Polling day is always on a Saturday and must be at least 33 days after the issue of the writs. For the 1998 federal election, polling day was Saturday 3 October 1998.
At the 1998 federal election, there were 7 775 polling places operating on polling day. They were set up mainly in schools or community halls with the DRO in each Division having selected premises as part of their election preparations.
As far as practicable, given the limited notice of an election, DROs selected available buildings which had wheelchair access. All polling places were advertised in major newspapers on the Friday before polling day and the places with full wheelchair access and access with assistance were identified. For the first time, the list of polling places at the 1998 federal election was also published on the AEC Internet website. A search engine meant that electors could identify their nearest polling place by typing in their postcode, suburb or town.
Polling places were open between the hours of 8am and 6pm, with most electors likely to vote before lunch. Polling officials were available to assist any elector with any query or information that they required in order to vote.
Polling places were staffed by the following:
The doors to the polling places shut at 6pm sharp with electors inside at the time able to complete their vote but no one else was able to enter to vote.
The majority of electors cast an ordinary vote in the 1998 federal election. However as polling day fell during school holidays in all States except Tasmania and also on a long weekend in several places, extra resources were provided at polling places located in popular holiday destinations to cater for absent voters. In addition, in each major capital city there was an interstate polling place available for electors not in their home State or Territory to cast their vote on polling day.

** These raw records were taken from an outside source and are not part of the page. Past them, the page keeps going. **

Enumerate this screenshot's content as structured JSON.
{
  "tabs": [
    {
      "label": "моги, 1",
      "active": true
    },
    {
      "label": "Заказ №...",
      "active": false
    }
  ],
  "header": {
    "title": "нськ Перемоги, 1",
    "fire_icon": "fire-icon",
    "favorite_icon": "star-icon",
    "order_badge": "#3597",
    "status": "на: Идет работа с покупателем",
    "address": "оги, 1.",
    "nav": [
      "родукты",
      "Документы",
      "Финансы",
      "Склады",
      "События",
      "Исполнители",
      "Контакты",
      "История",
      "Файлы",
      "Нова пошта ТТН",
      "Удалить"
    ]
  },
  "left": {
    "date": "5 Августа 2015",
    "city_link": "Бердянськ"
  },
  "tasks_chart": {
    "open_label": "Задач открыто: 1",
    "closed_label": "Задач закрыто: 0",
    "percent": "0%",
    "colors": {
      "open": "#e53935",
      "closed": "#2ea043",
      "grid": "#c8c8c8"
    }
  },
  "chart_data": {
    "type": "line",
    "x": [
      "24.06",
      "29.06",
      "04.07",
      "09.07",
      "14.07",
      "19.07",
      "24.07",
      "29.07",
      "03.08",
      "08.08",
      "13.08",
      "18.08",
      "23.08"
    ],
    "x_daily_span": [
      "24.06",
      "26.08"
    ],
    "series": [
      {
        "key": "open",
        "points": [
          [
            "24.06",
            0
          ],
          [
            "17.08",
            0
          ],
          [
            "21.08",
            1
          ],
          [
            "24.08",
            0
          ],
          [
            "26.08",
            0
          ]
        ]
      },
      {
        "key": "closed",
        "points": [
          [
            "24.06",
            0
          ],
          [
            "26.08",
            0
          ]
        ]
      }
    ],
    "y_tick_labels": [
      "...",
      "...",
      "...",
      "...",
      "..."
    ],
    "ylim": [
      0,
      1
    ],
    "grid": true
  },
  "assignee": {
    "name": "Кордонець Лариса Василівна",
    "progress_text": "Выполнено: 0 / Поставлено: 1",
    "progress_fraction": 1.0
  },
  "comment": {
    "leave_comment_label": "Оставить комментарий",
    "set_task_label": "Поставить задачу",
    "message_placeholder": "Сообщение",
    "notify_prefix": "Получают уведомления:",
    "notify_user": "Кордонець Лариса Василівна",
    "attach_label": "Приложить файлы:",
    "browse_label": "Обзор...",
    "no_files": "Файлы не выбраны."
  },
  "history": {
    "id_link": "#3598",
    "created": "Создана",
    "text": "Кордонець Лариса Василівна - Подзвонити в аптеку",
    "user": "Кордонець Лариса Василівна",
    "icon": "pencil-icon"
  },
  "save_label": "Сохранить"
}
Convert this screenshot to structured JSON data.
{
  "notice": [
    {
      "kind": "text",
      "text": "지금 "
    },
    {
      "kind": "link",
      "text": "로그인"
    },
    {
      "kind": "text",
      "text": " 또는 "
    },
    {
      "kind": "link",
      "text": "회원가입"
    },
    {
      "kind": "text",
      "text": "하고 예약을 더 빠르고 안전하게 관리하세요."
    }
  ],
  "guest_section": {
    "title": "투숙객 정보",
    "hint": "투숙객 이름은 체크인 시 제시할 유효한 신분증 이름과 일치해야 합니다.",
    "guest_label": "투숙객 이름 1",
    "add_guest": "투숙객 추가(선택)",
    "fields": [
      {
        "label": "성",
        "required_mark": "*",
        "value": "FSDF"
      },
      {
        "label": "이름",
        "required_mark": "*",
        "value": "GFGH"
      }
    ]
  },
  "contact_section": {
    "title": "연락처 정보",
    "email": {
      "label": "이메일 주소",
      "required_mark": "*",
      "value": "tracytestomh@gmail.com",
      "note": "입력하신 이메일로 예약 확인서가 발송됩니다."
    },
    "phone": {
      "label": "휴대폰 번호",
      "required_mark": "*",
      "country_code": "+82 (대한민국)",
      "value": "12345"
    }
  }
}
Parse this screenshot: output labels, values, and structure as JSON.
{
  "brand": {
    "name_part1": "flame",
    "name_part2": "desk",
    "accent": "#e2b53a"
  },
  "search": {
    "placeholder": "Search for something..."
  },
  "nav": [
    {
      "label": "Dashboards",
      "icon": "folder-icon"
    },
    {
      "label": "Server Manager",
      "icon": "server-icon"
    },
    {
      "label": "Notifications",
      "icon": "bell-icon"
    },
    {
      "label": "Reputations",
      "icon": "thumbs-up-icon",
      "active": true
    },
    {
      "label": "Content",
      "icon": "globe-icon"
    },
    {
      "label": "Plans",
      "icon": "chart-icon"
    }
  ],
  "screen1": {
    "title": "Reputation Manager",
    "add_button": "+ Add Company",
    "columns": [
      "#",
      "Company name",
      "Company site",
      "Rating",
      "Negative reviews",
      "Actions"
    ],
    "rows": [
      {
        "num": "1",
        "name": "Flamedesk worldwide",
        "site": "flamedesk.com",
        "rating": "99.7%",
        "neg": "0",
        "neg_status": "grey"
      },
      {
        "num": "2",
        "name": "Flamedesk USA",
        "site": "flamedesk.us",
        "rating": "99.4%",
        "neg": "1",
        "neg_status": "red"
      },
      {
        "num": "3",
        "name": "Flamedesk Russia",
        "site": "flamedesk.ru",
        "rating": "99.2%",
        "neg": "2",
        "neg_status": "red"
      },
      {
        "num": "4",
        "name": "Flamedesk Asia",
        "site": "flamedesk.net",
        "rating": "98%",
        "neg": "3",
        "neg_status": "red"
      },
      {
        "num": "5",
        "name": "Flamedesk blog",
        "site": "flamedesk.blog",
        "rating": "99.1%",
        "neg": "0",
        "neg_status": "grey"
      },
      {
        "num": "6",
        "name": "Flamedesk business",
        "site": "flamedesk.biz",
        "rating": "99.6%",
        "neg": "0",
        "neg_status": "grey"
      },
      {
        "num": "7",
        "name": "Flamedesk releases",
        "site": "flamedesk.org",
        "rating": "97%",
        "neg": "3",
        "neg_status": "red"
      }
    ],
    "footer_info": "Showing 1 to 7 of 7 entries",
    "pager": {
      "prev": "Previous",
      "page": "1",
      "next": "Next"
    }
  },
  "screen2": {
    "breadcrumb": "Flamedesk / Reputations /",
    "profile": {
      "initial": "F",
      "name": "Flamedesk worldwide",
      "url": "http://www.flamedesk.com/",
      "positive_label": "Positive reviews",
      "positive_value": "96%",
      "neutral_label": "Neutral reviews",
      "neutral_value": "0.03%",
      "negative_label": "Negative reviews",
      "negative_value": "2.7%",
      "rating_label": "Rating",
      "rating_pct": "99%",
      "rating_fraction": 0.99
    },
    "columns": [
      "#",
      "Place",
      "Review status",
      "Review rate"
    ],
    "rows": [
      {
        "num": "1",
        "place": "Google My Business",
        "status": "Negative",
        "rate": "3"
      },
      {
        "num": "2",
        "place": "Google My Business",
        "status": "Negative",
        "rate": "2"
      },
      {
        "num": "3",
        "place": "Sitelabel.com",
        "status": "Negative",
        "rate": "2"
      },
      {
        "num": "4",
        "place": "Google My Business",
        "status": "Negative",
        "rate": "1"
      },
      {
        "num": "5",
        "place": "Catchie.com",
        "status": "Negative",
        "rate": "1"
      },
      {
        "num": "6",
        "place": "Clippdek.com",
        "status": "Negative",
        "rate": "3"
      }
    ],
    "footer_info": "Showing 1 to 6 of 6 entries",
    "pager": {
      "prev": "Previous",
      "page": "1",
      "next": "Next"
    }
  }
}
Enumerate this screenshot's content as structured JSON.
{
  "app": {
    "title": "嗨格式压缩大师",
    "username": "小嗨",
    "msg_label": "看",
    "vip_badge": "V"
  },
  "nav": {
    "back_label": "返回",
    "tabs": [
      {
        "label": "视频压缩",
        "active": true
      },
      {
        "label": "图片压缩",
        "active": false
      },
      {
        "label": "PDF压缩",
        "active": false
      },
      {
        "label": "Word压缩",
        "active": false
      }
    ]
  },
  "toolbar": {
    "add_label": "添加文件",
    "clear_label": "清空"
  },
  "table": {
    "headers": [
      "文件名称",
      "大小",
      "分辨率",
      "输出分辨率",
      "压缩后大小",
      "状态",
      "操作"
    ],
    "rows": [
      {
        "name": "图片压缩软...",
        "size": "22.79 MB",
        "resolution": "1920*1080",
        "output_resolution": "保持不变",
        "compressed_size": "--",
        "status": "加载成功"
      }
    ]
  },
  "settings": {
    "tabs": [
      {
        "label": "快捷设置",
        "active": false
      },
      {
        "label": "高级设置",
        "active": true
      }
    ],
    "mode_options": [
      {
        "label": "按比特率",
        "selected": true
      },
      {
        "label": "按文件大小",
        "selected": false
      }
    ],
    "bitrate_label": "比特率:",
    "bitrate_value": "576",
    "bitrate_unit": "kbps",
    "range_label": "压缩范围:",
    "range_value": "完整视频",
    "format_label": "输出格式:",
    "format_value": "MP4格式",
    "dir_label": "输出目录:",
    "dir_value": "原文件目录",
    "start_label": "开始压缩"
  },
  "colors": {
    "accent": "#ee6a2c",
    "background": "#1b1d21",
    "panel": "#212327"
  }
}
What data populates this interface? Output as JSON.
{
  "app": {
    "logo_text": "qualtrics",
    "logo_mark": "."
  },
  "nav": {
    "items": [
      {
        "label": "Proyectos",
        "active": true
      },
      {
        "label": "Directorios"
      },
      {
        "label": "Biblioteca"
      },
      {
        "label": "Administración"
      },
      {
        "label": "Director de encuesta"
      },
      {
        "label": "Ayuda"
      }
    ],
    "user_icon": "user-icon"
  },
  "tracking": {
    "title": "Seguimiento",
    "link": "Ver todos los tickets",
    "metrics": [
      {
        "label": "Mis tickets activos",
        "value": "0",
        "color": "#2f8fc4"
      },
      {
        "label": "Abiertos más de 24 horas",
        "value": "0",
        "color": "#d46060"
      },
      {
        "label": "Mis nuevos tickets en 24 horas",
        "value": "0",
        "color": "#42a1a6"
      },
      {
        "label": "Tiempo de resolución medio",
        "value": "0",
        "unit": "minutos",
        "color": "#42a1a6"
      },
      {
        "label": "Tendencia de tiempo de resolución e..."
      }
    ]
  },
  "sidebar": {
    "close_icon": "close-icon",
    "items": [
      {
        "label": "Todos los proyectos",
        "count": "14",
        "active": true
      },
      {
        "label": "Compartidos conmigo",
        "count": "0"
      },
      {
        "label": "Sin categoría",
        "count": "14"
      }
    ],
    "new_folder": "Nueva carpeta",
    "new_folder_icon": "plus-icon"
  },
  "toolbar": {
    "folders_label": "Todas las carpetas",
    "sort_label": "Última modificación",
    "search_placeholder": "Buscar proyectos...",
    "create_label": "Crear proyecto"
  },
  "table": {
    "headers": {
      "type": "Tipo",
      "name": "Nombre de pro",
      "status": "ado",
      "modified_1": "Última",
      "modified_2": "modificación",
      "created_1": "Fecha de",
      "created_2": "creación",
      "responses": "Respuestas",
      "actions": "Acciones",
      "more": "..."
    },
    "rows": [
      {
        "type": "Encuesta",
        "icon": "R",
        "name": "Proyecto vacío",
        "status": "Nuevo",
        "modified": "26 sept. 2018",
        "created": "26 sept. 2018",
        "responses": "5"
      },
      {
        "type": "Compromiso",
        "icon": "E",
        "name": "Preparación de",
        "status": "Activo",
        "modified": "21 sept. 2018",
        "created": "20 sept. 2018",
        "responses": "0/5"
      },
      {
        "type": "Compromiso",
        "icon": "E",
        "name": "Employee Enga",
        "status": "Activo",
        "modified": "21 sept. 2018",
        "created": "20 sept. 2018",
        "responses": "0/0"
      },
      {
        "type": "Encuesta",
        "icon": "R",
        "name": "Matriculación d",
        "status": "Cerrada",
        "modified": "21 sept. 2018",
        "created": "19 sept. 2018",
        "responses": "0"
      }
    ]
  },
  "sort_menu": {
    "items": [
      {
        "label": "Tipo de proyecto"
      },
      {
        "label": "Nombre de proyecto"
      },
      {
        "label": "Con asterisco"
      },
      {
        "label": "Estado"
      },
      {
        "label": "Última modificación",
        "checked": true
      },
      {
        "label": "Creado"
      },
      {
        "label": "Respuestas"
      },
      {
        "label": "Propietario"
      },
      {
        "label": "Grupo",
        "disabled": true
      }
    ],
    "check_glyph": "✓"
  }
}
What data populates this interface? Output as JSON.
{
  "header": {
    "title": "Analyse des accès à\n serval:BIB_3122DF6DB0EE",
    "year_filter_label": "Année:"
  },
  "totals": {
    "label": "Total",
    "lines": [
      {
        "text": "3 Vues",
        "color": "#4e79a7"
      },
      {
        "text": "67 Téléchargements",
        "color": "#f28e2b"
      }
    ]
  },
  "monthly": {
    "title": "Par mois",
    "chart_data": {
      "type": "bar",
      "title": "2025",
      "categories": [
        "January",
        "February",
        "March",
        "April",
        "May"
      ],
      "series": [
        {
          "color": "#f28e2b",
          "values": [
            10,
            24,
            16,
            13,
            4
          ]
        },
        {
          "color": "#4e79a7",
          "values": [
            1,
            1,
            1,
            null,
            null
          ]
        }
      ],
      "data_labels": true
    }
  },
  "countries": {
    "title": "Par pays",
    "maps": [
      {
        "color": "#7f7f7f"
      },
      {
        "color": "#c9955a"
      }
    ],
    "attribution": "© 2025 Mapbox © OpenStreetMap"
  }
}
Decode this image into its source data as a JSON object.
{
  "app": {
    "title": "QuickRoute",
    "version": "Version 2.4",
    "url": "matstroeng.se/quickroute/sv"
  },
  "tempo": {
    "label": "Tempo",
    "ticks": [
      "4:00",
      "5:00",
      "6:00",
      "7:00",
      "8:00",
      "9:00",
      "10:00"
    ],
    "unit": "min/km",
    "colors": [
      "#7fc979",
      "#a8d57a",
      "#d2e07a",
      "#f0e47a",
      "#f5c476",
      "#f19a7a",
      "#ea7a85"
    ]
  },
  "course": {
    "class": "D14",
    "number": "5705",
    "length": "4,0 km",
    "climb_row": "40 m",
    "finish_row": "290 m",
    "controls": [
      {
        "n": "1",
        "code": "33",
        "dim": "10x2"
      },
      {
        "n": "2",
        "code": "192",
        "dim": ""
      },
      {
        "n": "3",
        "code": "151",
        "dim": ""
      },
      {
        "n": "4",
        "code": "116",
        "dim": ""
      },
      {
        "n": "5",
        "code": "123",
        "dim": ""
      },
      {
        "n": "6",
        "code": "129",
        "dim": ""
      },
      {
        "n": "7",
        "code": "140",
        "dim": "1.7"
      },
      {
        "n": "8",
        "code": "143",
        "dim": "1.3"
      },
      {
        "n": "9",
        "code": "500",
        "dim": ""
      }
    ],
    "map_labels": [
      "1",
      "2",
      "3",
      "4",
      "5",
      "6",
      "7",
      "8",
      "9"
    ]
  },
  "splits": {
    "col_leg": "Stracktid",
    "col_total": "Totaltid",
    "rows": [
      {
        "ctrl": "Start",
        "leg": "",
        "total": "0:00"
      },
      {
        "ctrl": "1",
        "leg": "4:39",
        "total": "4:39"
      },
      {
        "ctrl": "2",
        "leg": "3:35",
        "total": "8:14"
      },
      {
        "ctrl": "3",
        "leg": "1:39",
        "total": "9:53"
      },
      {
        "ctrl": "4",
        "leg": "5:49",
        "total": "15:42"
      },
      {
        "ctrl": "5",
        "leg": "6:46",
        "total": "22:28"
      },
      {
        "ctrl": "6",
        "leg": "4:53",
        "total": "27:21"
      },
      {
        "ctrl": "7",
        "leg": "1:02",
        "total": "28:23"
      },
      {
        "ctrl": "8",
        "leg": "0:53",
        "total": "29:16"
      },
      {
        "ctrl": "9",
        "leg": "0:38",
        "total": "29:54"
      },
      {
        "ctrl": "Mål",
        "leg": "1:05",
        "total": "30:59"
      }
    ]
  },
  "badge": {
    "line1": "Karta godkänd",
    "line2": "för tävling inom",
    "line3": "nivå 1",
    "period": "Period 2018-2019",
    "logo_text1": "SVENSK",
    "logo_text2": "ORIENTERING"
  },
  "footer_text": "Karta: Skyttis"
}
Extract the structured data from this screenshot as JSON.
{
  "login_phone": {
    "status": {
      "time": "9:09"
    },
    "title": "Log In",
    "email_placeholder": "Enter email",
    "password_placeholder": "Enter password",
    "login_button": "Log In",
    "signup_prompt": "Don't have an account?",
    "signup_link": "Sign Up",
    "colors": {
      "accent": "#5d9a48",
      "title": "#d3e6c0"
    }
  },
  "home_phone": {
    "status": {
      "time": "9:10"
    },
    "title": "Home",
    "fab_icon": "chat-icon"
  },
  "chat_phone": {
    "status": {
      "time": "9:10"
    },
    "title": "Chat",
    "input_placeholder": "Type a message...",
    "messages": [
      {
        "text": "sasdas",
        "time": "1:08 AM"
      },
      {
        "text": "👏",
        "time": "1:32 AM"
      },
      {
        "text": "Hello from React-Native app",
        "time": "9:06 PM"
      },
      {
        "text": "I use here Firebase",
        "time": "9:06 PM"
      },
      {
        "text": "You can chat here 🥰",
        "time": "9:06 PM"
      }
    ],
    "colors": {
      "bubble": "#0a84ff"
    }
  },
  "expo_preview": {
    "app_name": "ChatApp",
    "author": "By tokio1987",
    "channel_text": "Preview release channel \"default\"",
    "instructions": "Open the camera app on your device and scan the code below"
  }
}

Walking towards the entrance of a polling place, electors were offered how-to-vote cards by political party workers and representatives of other candidates. Electors did not have to take the cards and by law these workers had to remain six metres away from the entrance of the polling place.
The how-to-vote cards showed how particular candidates wanted electors to fill in their ballot papers and electors were able to take a card into vote with them. Naturally, electors could choose to ignore the cards if they wished.
Each elector was asked the following three questions by a polling official before they were issued with their ballot papers:
The official then placed a mark next to the elector's name on the certified list, initialled the ballot papers and handed them to the elector.
Each elector was issued with one green ballot paper for the House of Representatives and one white ballot paper for the Senate. Electors in the Northern Territory were also issued with a yellow referendum ballot paper.
Each elector then went alone to a voting screen to mark their ballot papers in privacy. Under the Act the AEC must provide separate voting compartments to ensure the secrecy of the vote. Each voting compartment was provided with a pencil but electors were able to use their own pen if they wished.
The elector then folded their completed ballot papers and placed each ballot paper into a separate ballot box.
The polling place in Australia that issued the most votes in 1998 was in Wodonga in the Division of Indi (Victoria). It issued 7 300 votes on polling day.
In addition to issuing ordinary votes, at each polling place a declaration vote officer issued absent and provisional votes during the day. Electors casting these type of votes were required to fill in a declaration envelope that they put their completed ballot papers into before they were put into the ballot box.
As candidates were not permitted to take part in the actual conduct of an election, they were able to appoint scrutineers as personal representatives to observe both the voting and the counting of votes at every polling place. The rights and responsibilities of scrutineers are outlined in the Act.